Only the number should be given: how many lines below contain "this".

*** Opening DATA FOR REVIEW ***

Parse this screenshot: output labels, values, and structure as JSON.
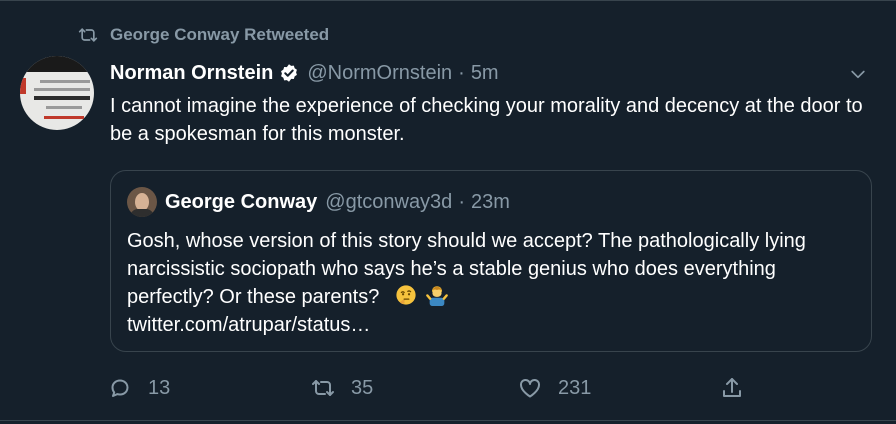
{
  "retweet": {
    "icon": "retweet-icon",
    "label": "George Conway Retweeted"
  },
  "tweet": {
    "author_name": "Norman Ornstein",
    "verified_icon": "verified-badge-icon",
    "handle": "@NormOrnstein",
    "separator": "·",
    "time": "5m",
    "text": "I cannot imagine the experience of checking your morality and decency at the door to be a spokesman for this monster."
  },
  "quoted_tweet": {
    "author_name": "George Conway",
    "handle": "@gtconway3d",
    "separator": "·",
    "time": "23m",
    "text": "Gosh, whose version of this story should we accept?  The pathologically lying narcissistic sociopath who says he’s a stable genius who does everything perfectly? Or these parents?",
    "emojis": [
      "thinking-face-emoji",
      "man-shrugging-emoji"
    ],
    "link": "twitter.com/atrupar/status…"
  },
  "actions": {
    "reply_count": "13",
    "retweet_count": "35",
    "like_count": "231",
    "share_icon": "share-icon"
  },
  "colors": {
    "background": "#15202b",
    "border": "#38444d",
    "text_primary": "#ffffff",
    "text_secondary": "#8899a6",
    "verified_badge": "#ffffff"
  }
}
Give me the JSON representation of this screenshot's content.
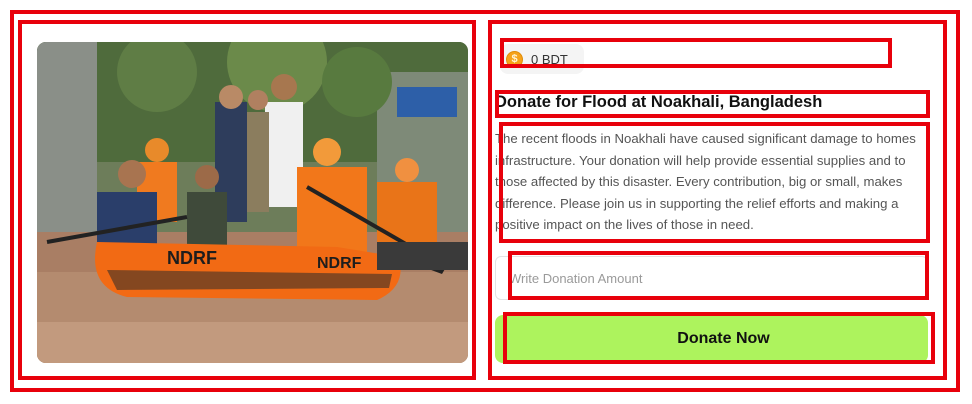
{
  "card": {
    "image_alt": "Rescue team in an orange inflatable boat on a flooded street",
    "balance": {
      "value": "0 BDT",
      "icon": "coin-icon"
    },
    "title": "Donate for Flood at Noakhali, Bangladesh",
    "description": "The recent floods in Noakhali have caused significant damage to homes  infrastructure. Your donation will help provide essential supplies and  to those affected by this disaster. Every contribution, big or small, makes  difference. Please join us in supporting the relief efforts and making a positive impact on the lives of those in need.",
    "donation_input": {
      "placeholder": "Write Donation Amount",
      "value": ""
    },
    "donate_button_label": "Donate Now"
  },
  "colors": {
    "annotation_red": "#e8000b",
    "button_green": "#adf35d",
    "coin_orange": "#f6a21a"
  }
}
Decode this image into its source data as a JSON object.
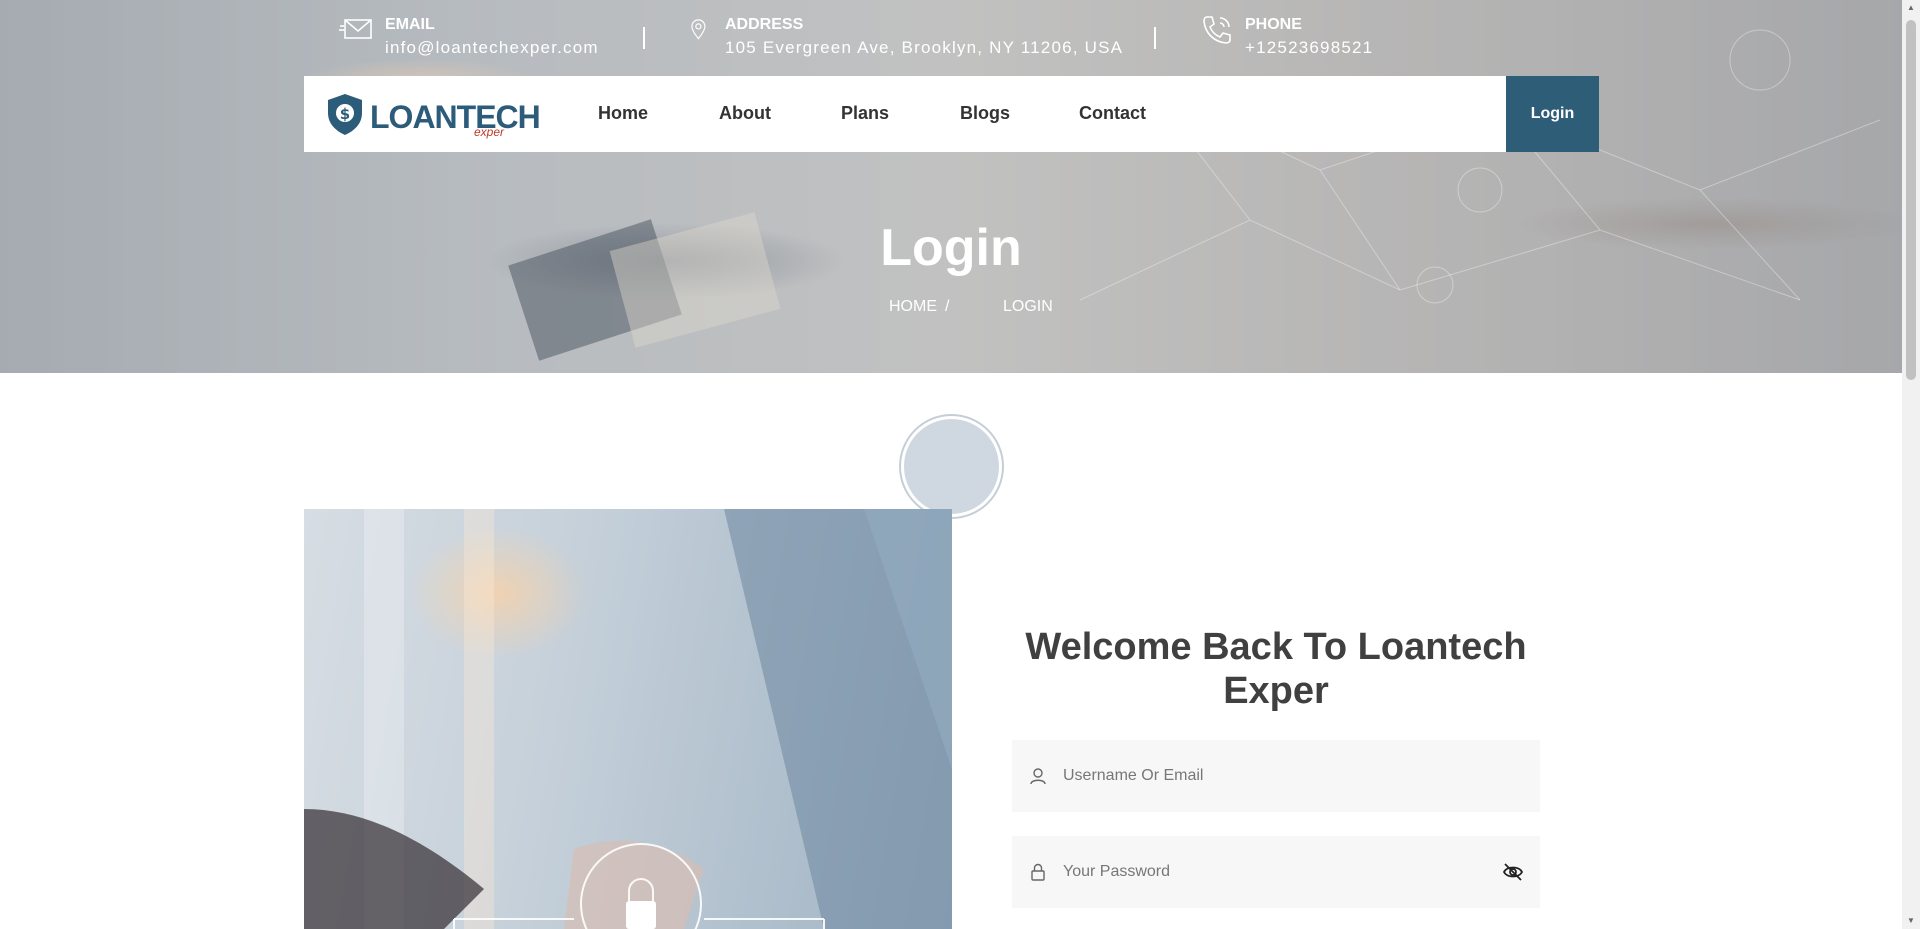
{
  "contact": {
    "email": {
      "title": "EMAIL",
      "value": "info@loantechexper.com"
    },
    "address": {
      "title": "ADDRESS",
      "value": "105 Evergreen Ave, Brooklyn, NY 11206, USA"
    },
    "phone": {
      "title": "PHONE",
      "value": "+12523698521"
    }
  },
  "logo": {
    "main": "LOANTECH",
    "sub": "exper"
  },
  "nav": {
    "items": [
      "Home",
      "About",
      "Plans",
      "Blogs",
      "Contact"
    ],
    "login_label": "Login"
  },
  "hero": {
    "title": "Login",
    "breadcrumb": {
      "home": "HOME",
      "separator": "/",
      "current": "LOGIN"
    }
  },
  "form": {
    "heading": "Welcome Back To Loantech Exper",
    "username_placeholder": "Username Or Email",
    "password_placeholder": "Your Password"
  },
  "colors": {
    "accent": "#2e5d78",
    "logo_sub": "#c0392b"
  },
  "icons": [
    "mail-icon",
    "location-pin-icon",
    "phone-icon",
    "user-icon",
    "lock-icon",
    "eye-slash-icon"
  ]
}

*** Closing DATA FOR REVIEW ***

_REPLY TO THE EXERCISE_.
6